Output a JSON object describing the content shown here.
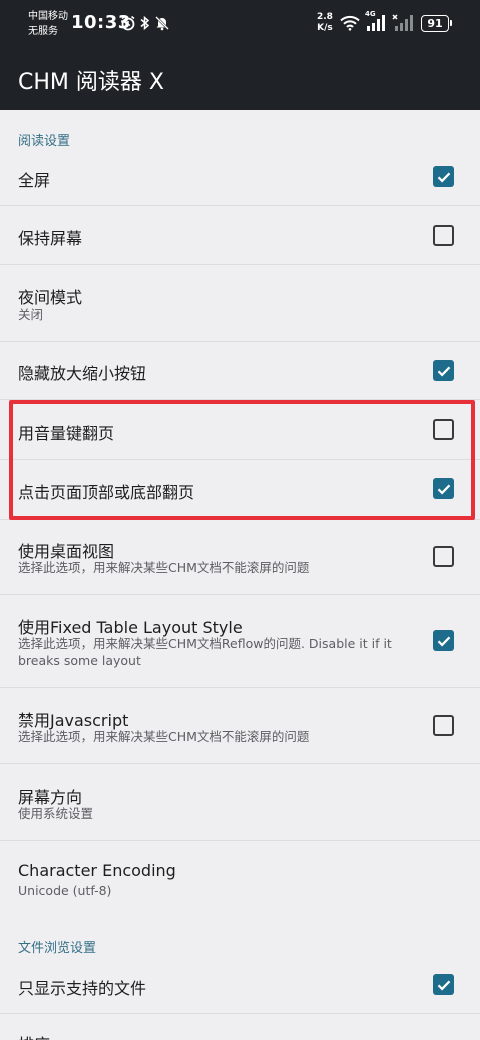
{
  "status_bar": {
    "carrier_line1": "中国移动",
    "carrier_line2": "无服务",
    "time": "10:33",
    "net_speed_value": "2.8",
    "net_speed_unit": "K/s",
    "network_type": "4G",
    "battery": "91",
    "icons": [
      "alarm-icon",
      "bluetooth-icon",
      "mute-icon",
      "wifi-icon",
      "signal-icon",
      "signal-no-service-icon",
      "battery-icon"
    ]
  },
  "app_bar": {
    "title": "CHM 阅读器 X"
  },
  "sections": {
    "reading": "阅读设置",
    "file_browsing": "文件浏览设置"
  },
  "settings": {
    "fullscreen": {
      "title": "全屏",
      "checked": true
    },
    "keep_screen": {
      "title": "保持屏幕",
      "checked": false
    },
    "night_mode": {
      "title": "夜间模式",
      "summary": "关闭"
    },
    "hide_zoom": {
      "title": "隐藏放大缩小按钮",
      "checked": true
    },
    "volume_page": {
      "title": "用音量键翻页",
      "checked": false
    },
    "tap_page": {
      "title": "点击页面顶部或底部翻页",
      "checked": true
    },
    "desktop_view": {
      "title": "使用桌面视图",
      "summary": "选择此选项，用来解决某些CHM文档不能滚屏的问题",
      "checked": false
    },
    "fixed_table": {
      "title": "使用Fixed Table Layout Style",
      "summary": "选择此选项，用来解决某些CHM文档Reflow的问题. Disable it if it breaks some layout",
      "checked": true
    },
    "disable_js": {
      "title": "禁用Javascript",
      "summary": "选择此选项，用来解决某些CHM文档不能滚屏的问题",
      "checked": false
    },
    "orientation": {
      "title": "屏幕方向",
      "summary": "使用系统设置"
    },
    "encoding": {
      "title": "Character Encoding",
      "summary": "Unicode (utf-8)"
    },
    "supported_only": {
      "title": "只显示支持的文件",
      "checked": true
    },
    "sort": {
      "title": "排序"
    }
  },
  "colors": {
    "accent": "#1e6c8c",
    "section_header": "#356f86",
    "app_bar": "#1f2327",
    "highlight_box": "#e8303a"
  }
}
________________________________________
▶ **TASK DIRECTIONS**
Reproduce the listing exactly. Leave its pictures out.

▶ **TASK SOLUTION**
Output a JSON object describing the content shown here.
{
  "status_bar": {
    "carrier_line1": "中国移动",
    "carrier_line2": "无服务",
    "time": "10:33",
    "net_speed_value": "2.8",
    "net_speed_unit": "K/s",
    "network_type": "4G",
    "battery": "91",
    "icons": [
      "alarm-icon",
      "bluetooth-icon",
      "mute-icon",
      "wifi-icon",
      "signal-icon",
      "signal-no-service-icon",
      "battery-icon"
    ]
  },
  "app_bar": {
    "title": "CHM 阅读器 X"
  },
  "sections": {
    "reading": "阅读设置",
    "file_browsing": "文件浏览设置"
  },
  "settings": {
    "fullscreen": {
      "title": "全屏",
      "checked": true
    },
    "keep_screen": {
      "title": "保持屏幕",
      "checked": false
    },
    "night_mode": {
      "title": "夜间模式",
      "summary": "关闭"
    },
    "hide_zoom": {
      "title": "隐藏放大缩小按钮",
      "checked": true
    },
    "volume_page": {
      "title": "用音量键翻页",
      "checked": false
    },
    "tap_page": {
      "title": "点击页面顶部或底部翻页",
      "checked": true
    },
    "desktop_view": {
      "title": "使用桌面视图",
      "summary": "选择此选项，用来解决某些CHM文档不能滚屏的问题",
      "checked": false
    },
    "fixed_table": {
      "title": "使用Fixed Table Layout Style",
      "summary": "选择此选项，用来解决某些CHM文档Reflow的问题. Disable it if it breaks some layout",
      "checked": true
    },
    "disable_js": {
      "title": "禁用Javascript",
      "summary": "选择此选项，用来解决某些CHM文档不能滚屏的问题",
      "checked": false
    },
    "orientation": {
      "title": "屏幕方向",
      "summary": "使用系统设置"
    },
    "encoding": {
      "title": "Character Encoding",
      "summary": "Unicode (utf-8)"
    },
    "supported_only": {
      "title": "只显示支持的文件",
      "checked": true
    },
    "sort": {
      "title": "排序"
    }
  },
  "colors": {
    "accent": "#1e6c8c",
    "section_header": "#356f86",
    "app_bar": "#1f2327",
    "highlight_box": "#e8303a"
  }
}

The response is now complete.